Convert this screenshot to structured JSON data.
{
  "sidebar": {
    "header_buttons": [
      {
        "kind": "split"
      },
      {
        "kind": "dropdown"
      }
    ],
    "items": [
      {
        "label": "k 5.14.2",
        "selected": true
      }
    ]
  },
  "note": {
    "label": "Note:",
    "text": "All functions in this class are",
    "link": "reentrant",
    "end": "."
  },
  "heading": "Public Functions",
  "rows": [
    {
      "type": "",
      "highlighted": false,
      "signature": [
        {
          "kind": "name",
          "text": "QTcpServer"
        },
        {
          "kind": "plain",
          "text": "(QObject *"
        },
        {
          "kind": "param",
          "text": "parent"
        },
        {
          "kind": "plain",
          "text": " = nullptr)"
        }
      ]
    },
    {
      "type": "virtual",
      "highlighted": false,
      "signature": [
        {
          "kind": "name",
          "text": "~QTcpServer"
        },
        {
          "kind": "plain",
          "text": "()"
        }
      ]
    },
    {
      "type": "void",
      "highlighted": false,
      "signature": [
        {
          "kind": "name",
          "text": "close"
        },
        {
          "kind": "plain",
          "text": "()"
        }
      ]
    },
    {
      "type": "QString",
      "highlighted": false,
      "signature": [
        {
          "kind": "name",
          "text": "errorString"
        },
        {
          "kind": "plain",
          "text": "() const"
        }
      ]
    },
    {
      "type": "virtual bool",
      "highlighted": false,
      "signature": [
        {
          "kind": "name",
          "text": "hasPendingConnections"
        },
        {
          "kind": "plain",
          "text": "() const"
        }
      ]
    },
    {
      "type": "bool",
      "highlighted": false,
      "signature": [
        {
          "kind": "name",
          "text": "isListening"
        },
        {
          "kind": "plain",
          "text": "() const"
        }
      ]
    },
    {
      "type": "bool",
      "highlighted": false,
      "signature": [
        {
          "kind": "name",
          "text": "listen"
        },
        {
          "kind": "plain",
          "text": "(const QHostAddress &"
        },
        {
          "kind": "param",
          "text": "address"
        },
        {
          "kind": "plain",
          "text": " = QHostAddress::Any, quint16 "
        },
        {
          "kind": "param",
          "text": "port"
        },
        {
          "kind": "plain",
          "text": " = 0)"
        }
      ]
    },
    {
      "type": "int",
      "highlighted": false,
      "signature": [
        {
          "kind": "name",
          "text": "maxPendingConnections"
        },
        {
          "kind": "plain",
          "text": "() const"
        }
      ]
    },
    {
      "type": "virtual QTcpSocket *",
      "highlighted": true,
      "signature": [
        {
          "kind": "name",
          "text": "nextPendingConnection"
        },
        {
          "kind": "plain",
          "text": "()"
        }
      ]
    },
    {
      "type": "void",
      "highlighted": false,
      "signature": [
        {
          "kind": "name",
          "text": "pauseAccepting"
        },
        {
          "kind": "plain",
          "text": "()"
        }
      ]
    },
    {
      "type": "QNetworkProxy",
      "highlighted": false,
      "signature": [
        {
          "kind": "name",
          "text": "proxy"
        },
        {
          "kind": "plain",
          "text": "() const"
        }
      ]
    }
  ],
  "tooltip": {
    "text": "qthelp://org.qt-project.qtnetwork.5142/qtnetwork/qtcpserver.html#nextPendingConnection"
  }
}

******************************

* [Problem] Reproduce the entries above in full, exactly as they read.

* [Output for this exercise]
Convert this screenshot to structured JSON data.
{
  "sidebar": {
    "header_buttons": [
      {
        "kind": "split"
      },
      {
        "kind": "dropdown"
      }
    ],
    "items": [
      {
        "label": "k 5.14.2",
        "selected": true
      }
    ]
  },
  "note": {
    "label": "Note:",
    "text": "All functions in this class are",
    "link": "reentrant",
    "end": "."
  },
  "heading": "Public Functions",
  "rows": [
    {
      "type": "",
      "highlighted": false,
      "signature": [
        {
          "kind": "name",
          "text": "QTcpServer"
        },
        {
          "kind": "plain",
          "text": "(QObject *"
        },
        {
          "kind": "param",
          "text": "parent"
        },
        {
          "kind": "plain",
          "text": " = nullptr)"
        }
      ]
    },
    {
      "type": "virtual",
      "highlighted": false,
      "signature": [
        {
          "kind": "name",
          "text": "~QTcpServer"
        },
        {
          "kind": "plain",
          "text": "()"
        }
      ]
    },
    {
      "type": "void",
      "highlighted": false,
      "signature": [
        {
          "kind": "name",
          "text": "close"
        },
        {
          "kind": "plain",
          "text": "()"
        }
      ]
    },
    {
      "type": "QString",
      "highlighted": false,
      "signature": [
        {
          "kind": "name",
          "text": "errorString"
        },
        {
          "kind": "plain",
          "text": "() const"
        }
      ]
    },
    {
      "type": "virtual bool",
      "highlighted": false,
      "signature": [
        {
          "kind": "name",
          "text": "hasPendingConnections"
        },
        {
          "kind": "plain",
          "text": "() const"
        }
      ]
    },
    {
      "type": "bool",
      "highlighted": false,
      "signature": [
        {
          "kind": "name",
          "text": "isListening"
        },
        {
          "kind": "plain",
          "text": "() const"
        }
      ]
    },
    {
      "type": "bool",
      "highlighted": false,
      "signature": [
        {
          "kind": "name",
          "text": "listen"
        },
        {
          "kind": "plain",
          "text": "(const QHostAddress &"
        },
        {
          "kind": "param",
          "text": "address"
        },
        {
          "kind": "plain",
          "text": " = QHostAddress::Any, quint16 "
        },
        {
          "kind": "param",
          "text": "port"
        },
        {
          "kind": "plain",
          "text": " = 0)"
        }
      ]
    },
    {
      "type": "int",
      "highlighted": false,
      "signature": [
        {
          "kind": "name",
          "text": "maxPendingConnections"
        },
        {
          "kind": "plain",
          "text": "() const"
        }
      ]
    },
    {
      "type": "virtual QTcpSocket *",
      "highlighted": true,
      "signature": [
        {
          "kind": "name",
          "text": "nextPendingConnection"
        },
        {
          "kind": "plain",
          "text": "()"
        }
      ]
    },
    {
      "type": "void",
      "highlighted": false,
      "signature": [
        {
          "kind": "name",
          "text": "pauseAccepting"
        },
        {
          "kind": "plain",
          "text": "()"
        }
      ]
    },
    {
      "type": "QNetworkProxy",
      "highlighted": false,
      "signature": [
        {
          "kind": "name",
          "text": "proxy"
        },
        {
          "kind": "plain",
          "text": "() const"
        }
      ]
    }
  ],
  "tooltip": {
    "text": "qthelp://org.qt-project.qtnetwork.5142/qtnetwork/qtcpserver.html#nextPendingConnection"
  }
}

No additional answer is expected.